Humans make things. If not, as an architect, I would be out of a job.

We make the calendar. And mashed potatoes. And religious rites. I love mashed potatoes, and the Episcopal Church. And we all use a calendar others have made for us. The making of a calendar for the Episcopal Church means that we are now in “Ordinary Time” — that half-year of non-events. According to the calendar, Christ was born 4 months from now, He was murdered 4 months ago, and these summer months are a denouement to end the year with a whimper.

But this is painfully not an “Ordinary Time.”

For the first time in a hundred years of wars, racism, pollution, technological explosion, and governmental revolution, humans are fraught with a plague that we had limited part in creating, and, seemingly, limited ability to cope with.

Once in five generations is not “Ordinary.”

And here in Connecticut where I live, the dying gasps of a former hurricane swept through and added misery to injury. In six hours it did more damage than the last full blown hurricane did nearly a decade ago. Not “Ordinary” indeed.

We are not “Ordinary” either. In the billions of years life has been around, no other species has made so much out of what they had no hand in making. We are the Kings Of Our Own Glory, so ignorant of our fragility that we are shocked when things just don’t go the way we had planned, when things are not “Ordinary.”

A pandemic and a hurricane at once: no electricity, no hugs, no air conditioning, and no sense of normalcy. 2020 seems to be mocking our hopes at every turn. We have no power, indeed.

God has made us know what we always sorta knew: that we are not in charge, no matter how much we try to take charge of what God has left for us to do. Not a good realization for this megalomaniac architect.

We may long for the advent of Christmas magic, when sentimentality is fully channeled in the dimming light of early winter, with Jesus (and the renewed light) appearing on a reliably fixed date. The joys of an Easter Resurrection fully overwhelm our wounded souls. But we are Ordinary now, and perhaps always have been.

What we do not want to know is that life itself is the “Ordinary Time” made for us. We did not make life, let alone ourselves. No matter how outraged we are at the things we make — economic free-fall, racism, climate change, bad mashed potatoes (which do outrage me) — we can only be legitimately angered by what we have done to ourselves.

I did not choose to be born. None of us did. My white, male, Ivy privilege was given to me, as was the cruelty of a family where children were brutalized by a parent’s alcoholism and another’s assist in that that brutality (to the point of suicide, it turns out). I did not ask for those things either. We do not control what we have been given.

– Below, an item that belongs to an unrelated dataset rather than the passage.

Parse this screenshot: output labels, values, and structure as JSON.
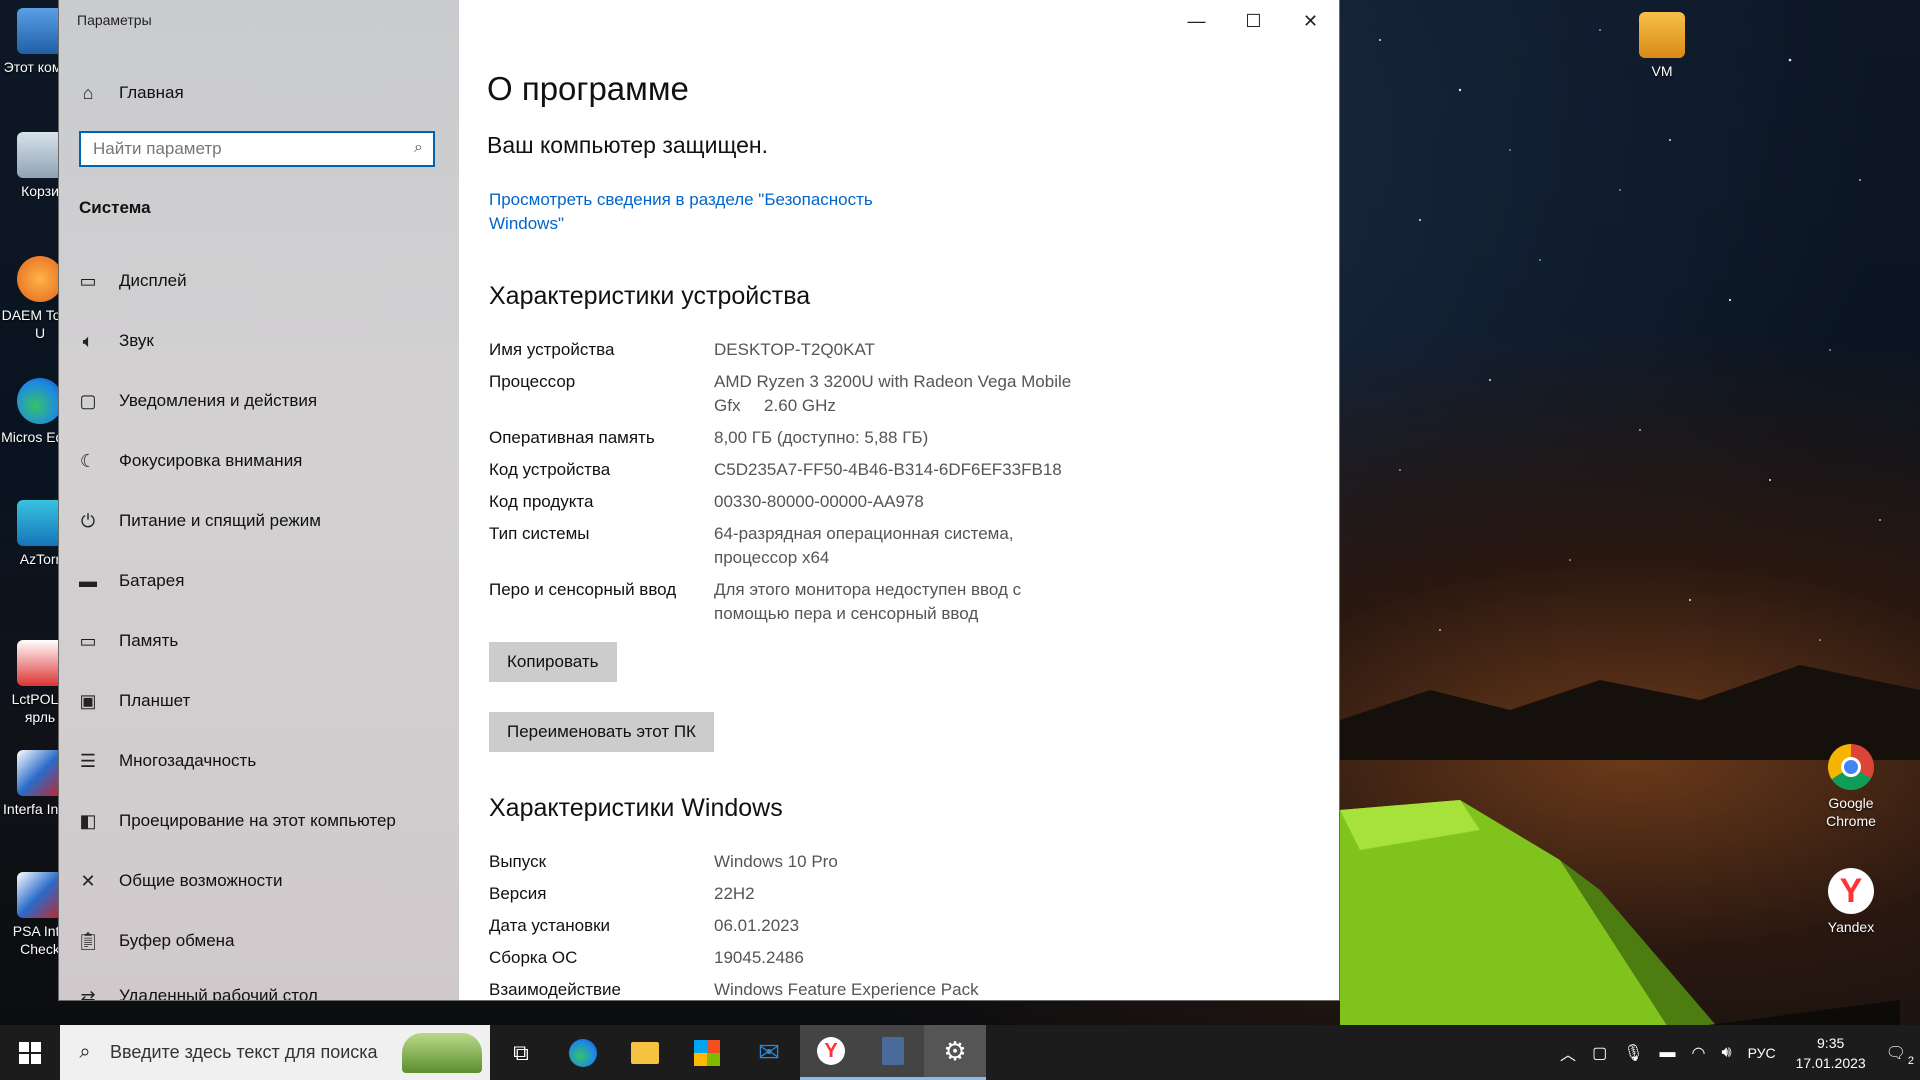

The disease, the hurricane, the beauty of the birds, even the gifts of God that I use every day to make things, are not made by me. What is intolerable to me and many is that it is “Ordinary” to be powerless beyond our own reach. I wish I knew what to do beyond work. It is the seminal gift God gave us – applied action. It is all that we have, and all that I have ever had. And even that was a gift, I did not earn it, either.

We may lose the events we pin our work to, and working simply to be able to work is what we are left with.